Ukraine update: Sec Def Austin on damage control mission as allies gather to discuss Kyiv’s defense

by Chris Lange

Chris Lange, FISM News

 

Friday kicked off the 11th meeting of the Ukrainian Defense Group at Ramstein Air Base in Germany amid concern over leaked U.S. intelligence documents that may well have jeopardized Ukraine’s defense against the Russian invasion.

Some of the highly-classified materials that surfaced on social media this month included maps of Kyiv’s military positions and details about its dwindling supplies of weapons and ammunition.

Politico reported that grim assessments about Ukraine’s capabilities in the war included among the trove of documents angered Kyiv officials.

As Ukraine’s allies gather to discuss the war, U.S. Defense Secretary Lloyd Austin will likely endeavor to show that Washington remains committed to Ukraine and confident that it can succeed in the war. A more difficult challenge will lie in trying to convince allies that the U.S. can be trusted to safeguard top-secret materials related to foreign partners.

If Austin’s recent trip to Sweden this week is any indication, he will have his work cut out for him.

During a Q and A with reporters at Sweden’s Muskö Naval Base, Austin was asked if he thought it wise that a 21-year-old had access to the nation’s top secrets. Massachusetts airman Jack Teixeira, 21, was charged in connection with the leak last Friday.

Austin replied that “the vast majority of our military is young.”

“It’s not exceptional that young people are doing important things in our military. That’s really not the issue,” he said. The defense secretary further pointed out that Teixeira is a “computer specialist” who worked in an intelligence unit and, as such, held top secret clearance. 

“The issue is how you responsibly execute or carry out your duties and how you protect the information,” Austin said. “All of us have a requirement to do that, and supervisors have a requirement to make sure that that’s being done.”

NATO MEMBERS COALESCE BEHIND UKRAINE’S ACCESSION BUT FALL SHORT OF OFFERING TIMELINE

Fresh on the heels of his first wartime visit to Kyiv this week, NATO Chief Jens Stoltenburg told reporters on the sidelines of today’s meeting that every member of the alliance has agreed that Ukraine will eventually become a member. The pronouncement appeared to be more symbolic than substantive in that Stoltenburg gave no indication as to a probable timeline in which the accession, long wanted by Kyiv, would take place.

Instead, he said that the current focus is making sure that Ukraine succeeds in defeating the Russians.

Meanwhile, Ukraine doubled down on its sustained pressure campaign to acquire long-range weapons, fighter jets, and ammunition from the West.

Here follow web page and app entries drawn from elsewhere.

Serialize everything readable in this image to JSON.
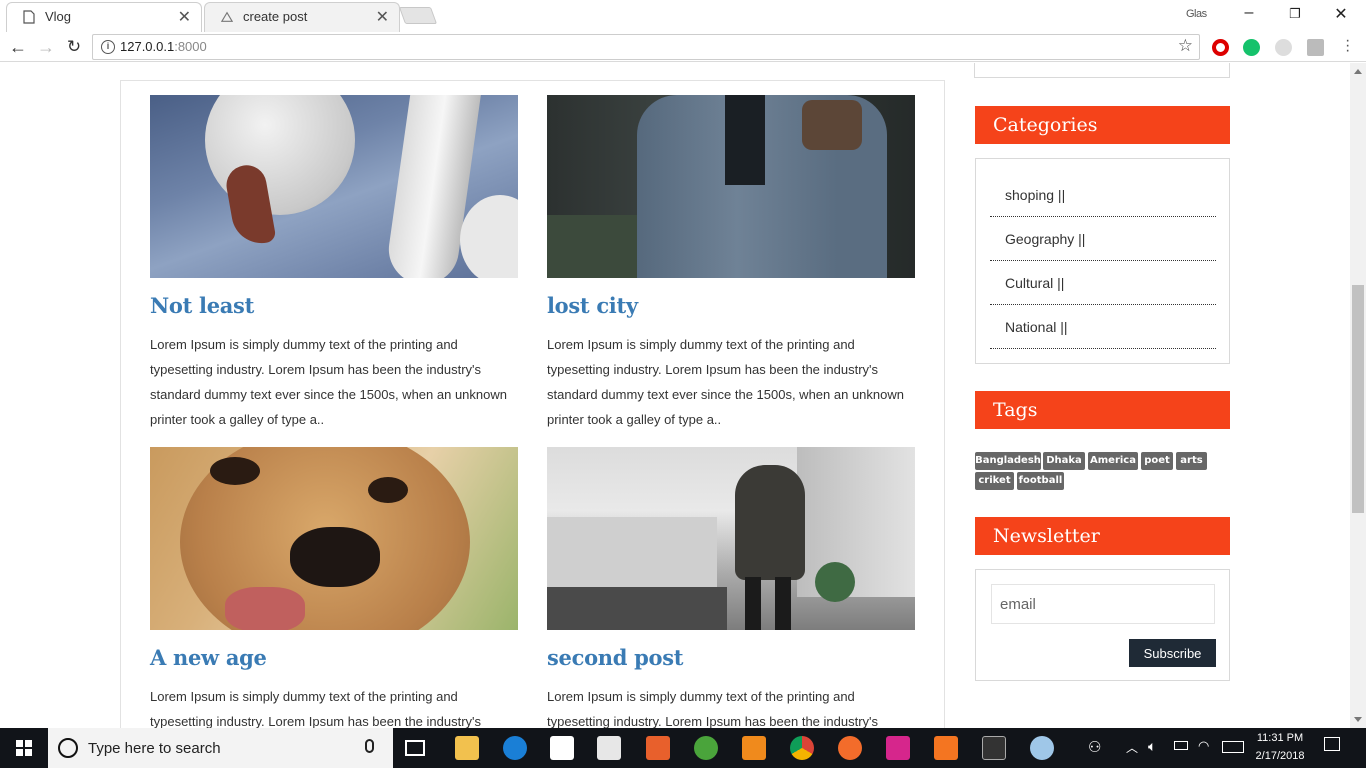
{
  "browser": {
    "tabs": [
      {
        "label": "Vlog",
        "active": true
      },
      {
        "label": "create post",
        "active": false
      }
    ],
    "profile_name": "Glas",
    "url_host": "127.0.0.1",
    "url_port": ":8000"
  },
  "posts": [
    {
      "title": "Not least",
      "image": "swan-photo",
      "excerpt": "Lorem Ipsum is simply dummy text of the printing and typesetting industry. Lorem Ipsum has been the industry's standard dummy text ever since the 1500s, when an unknown printer took a galley of type a.."
    },
    {
      "title": "lost city",
      "image": "jacket-photo",
      "excerpt": "Lorem Ipsum is simply dummy text of the printing and typesetting industry. Lorem Ipsum has been the industry's standard dummy text ever since the 1500s, when an unknown printer took a galley of type a.."
    },
    {
      "title": "A new age",
      "image": "dog-photo",
      "excerpt": "Lorem Ipsum is simply dummy text of the printing and typesetting industry. Lorem Ipsum has been the industry's"
    },
    {
      "title": "second post",
      "image": "street-photo",
      "excerpt": "Lorem Ipsum is simply dummy text of the printing and typesetting industry. Lorem Ipsum has been the industry's"
    }
  ],
  "sidebar": {
    "categories_title": "Categories",
    "categories": [
      "shoping ||",
      "Geography ||",
      "Cultural ||",
      "National ||"
    ],
    "tags_title": "Tags",
    "tags": [
      "Bangladesh",
      "Dhaka",
      "America",
      "poet",
      "arts",
      "criket",
      "football"
    ],
    "newsletter_title": "Newsletter",
    "email_placeholder": "email",
    "subscribe_label": "Subscribe"
  },
  "taskbar": {
    "search_placeholder": "Type here to search",
    "time": "11:31 PM",
    "date": "2/17/2018"
  },
  "colors": {
    "accent": "#f5431a",
    "title_blue": "#3a7bb4",
    "button_dark": "#1f2a36",
    "tag_gray": "#676767"
  }
}
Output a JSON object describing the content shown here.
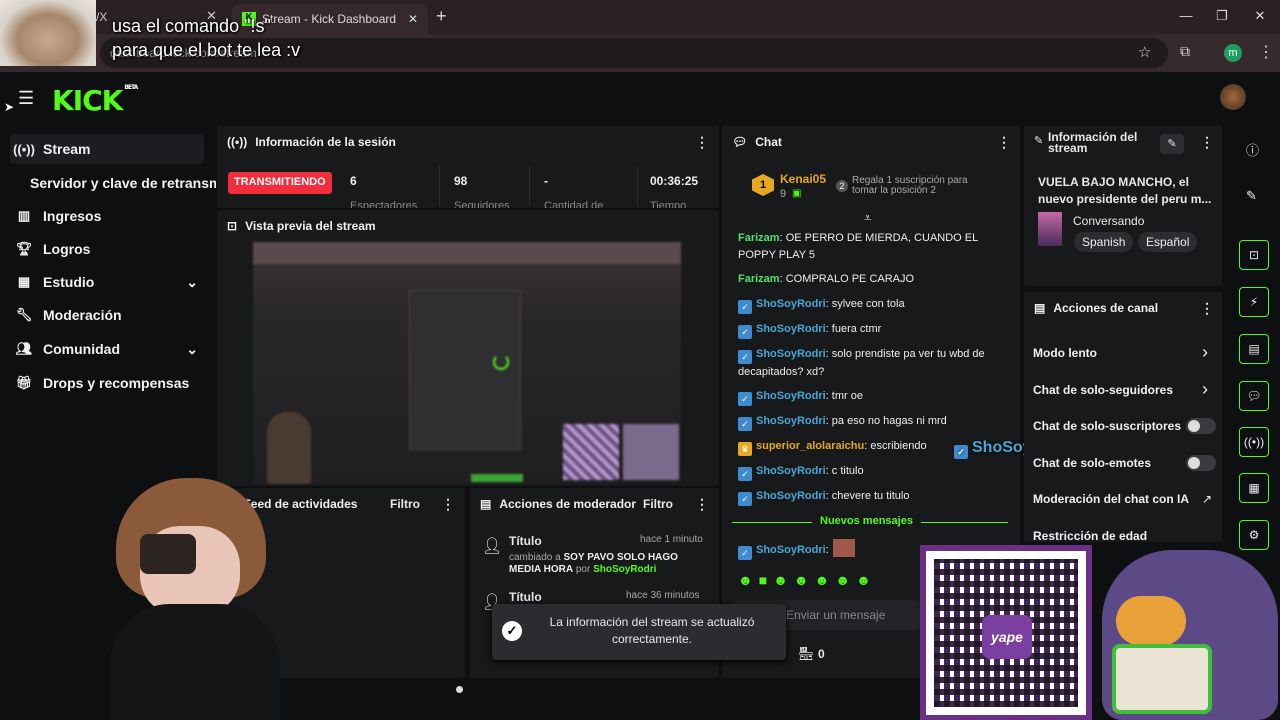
{
  "browser": {
    "tab_title": "Stream - Kick Dashboard",
    "address": "dashboard.kick.com/stream",
    "profile_initial": "m",
    "prev_tab_fragment": "/X"
  },
  "overlay": {
    "line1": "usa el comando \"!s\"",
    "line2": "para que el bot te lea :v"
  },
  "app": {
    "logo": "KICK",
    "logo_badge": "BETA"
  },
  "sidebar": {
    "items": [
      {
        "label": "Stream",
        "icon": "broadcast-icon"
      },
      {
        "label": "Servidor y clave de retransm"
      },
      {
        "label": "Ingresos",
        "icon": "bank-icon"
      },
      {
        "label": "Logros",
        "icon": "trophy-icon"
      },
      {
        "label": "Estudio",
        "icon": "grid-icon"
      },
      {
        "label": "Moderación",
        "icon": "wrench-icon"
      },
      {
        "label": "Comunidad",
        "icon": "users-icon"
      },
      {
        "label": "Drops y recompensas",
        "icon": "gift-icon"
      }
    ]
  },
  "session": {
    "title": "Información de la sesión",
    "status": "TRANSMITIENDO",
    "viewers": "6",
    "viewers_label": "Espectadores",
    "followers": "98",
    "followers_label": "Seguidores",
    "subs": "-",
    "subs_label": "Cantidad de",
    "time": "00:36:25",
    "time_label": "Tiempo"
  },
  "preview": {
    "title": "Vista previa del stream"
  },
  "activity": {
    "title": "Feed de actividades",
    "filter": "Filtro"
  },
  "modactions": {
    "title": "Acciones de moderador",
    "filter": "Filtro",
    "items": [
      {
        "title": "Título",
        "time": "hace 1 minuto",
        "desc_pre": "cambiado a",
        "desc_val": "SOY PAVO SOLO HAGO MEDIA HORA",
        "desc_by": "por",
        "user": "ShoSoyRodri"
      },
      {
        "title": "Título",
        "time": "hace 36 minutos"
      }
    ]
  },
  "toast": {
    "line1": "La información del stream se actualizó",
    "line2": "correctamente."
  },
  "chat": {
    "title": "Chat",
    "pinned_user": "Kenai05",
    "pinned_count": "9",
    "pinned_rank": "1",
    "pinned_rank2": "2",
    "pinned_hint": "Regala 1 suscripción para tomar la posición 2",
    "messages": [
      {
        "user": "Farizam",
        "text": "OE PERRO DE MIERDA, CUANDO EL POPPY PLAY 5"
      },
      {
        "user": "Farizam",
        "text": "COMPRALO PE CARAJO"
      },
      {
        "user": "ShoSoyRodri",
        "text": "sylvee con tola"
      },
      {
        "user": "ShoSoyRodri",
        "text": "fuera ctmr"
      },
      {
        "user": "ShoSoyRodri",
        "text": "solo prendiste pa ver tu wbd de decapitados? xd?"
      },
      {
        "user": "ShoSoyRodri",
        "text": "tmr oe"
      },
      {
        "user": "ShoSoyRodri",
        "text": "pa eso no hagas ni mrd"
      },
      {
        "user": "superior_alolaraichu",
        "text": "escribiendo"
      },
      {
        "user": "ShoSoyRodri",
        "text": "c titulo"
      },
      {
        "user": "ShoSoyRodri",
        "text": "chevere tu titulo"
      }
    ],
    "new_messages": "Nuevos mensajes",
    "last_user": "ShoSoyRodri",
    "input_placeholder": "Enviar un mensaje",
    "points": "0",
    "floating_name": "ShoSoyRodri :"
  },
  "streaminfo": {
    "title": "Información del stream",
    "stream_title": "VUELA BAJO MANCHO, el nuevo presidente del peru m...",
    "category": "Conversando",
    "tags": [
      "Spanish",
      "Español"
    ]
  },
  "channel": {
    "title": "Acciones de canal",
    "items": [
      {
        "label": "Modo lento",
        "type": "arrow"
      },
      {
        "label": "Chat de solo-seguidores",
        "type": "arrow"
      },
      {
        "label": "Chat de solo-suscriptores",
        "type": "toggle"
      },
      {
        "label": "Chat de solo-emotes",
        "type": "toggle"
      },
      {
        "label": "Moderación del chat con IA",
        "type": "link"
      },
      {
        "label": "Restricción de edad",
        "type": "arrow"
      }
    ]
  },
  "qr": {
    "brand": "yape"
  }
}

Ukrainian President Volodymyr Zelenskyy said after meeting with Stoltenburg Thursday that he had “asked Mr. Secretary General to help us overcome our partners’ reticence to supply some weapons, namely long-range weapons, modern aviation, artillery and armored vehicles,” per Reuters.

Ahead of the meeting, the Biden administration announced an additional $325 million in new military aid for Ukraine, including additional ammunition for High Mobility Artillery Rocket Systems (HIMARS), advanced missiles, and anti-tank mines.

Defense News reported that the U.S. will begin training Ukrainian troops on the use of promised Abrams tanks in the coming weeks. Around 30 U.S.-built M1 Abrams tanks will travel to Germany by the end of May to be used for training Ukrainian troops, per a U.S. official. Defense Secretary Austin is expected to formally announce the delivery at today’s meeting in Germany.

MINES, MUD SLOW BATTLEFIELD PROGRESS

Friday’s meeting comes at a pivotal time in the 14-month invasion as Ukraine seeks to mount its long-awaited spring counteroffensive, which Ukrainian Deputy Defense Minister Hanna Malyar said Wednesday is at least partially underway. 

Britain’s Ministry of Defense noted in its latest war assessment that both Kyiv’s and Moscow’s forces have struggled to make progress in recent days, hampered by significant mud from a spring thaw. The Ministry added that “The threat from mines probably continues to be a more important factor in limiting the combatants’ off-road [maneuvers].”

The Ministry did note that Russian media outlets “are likely exaggerating the overall impact of mud on Ukrainian forces” in an effort to boost morale and deter Ukraine’s supporters.

 

DONATE NOW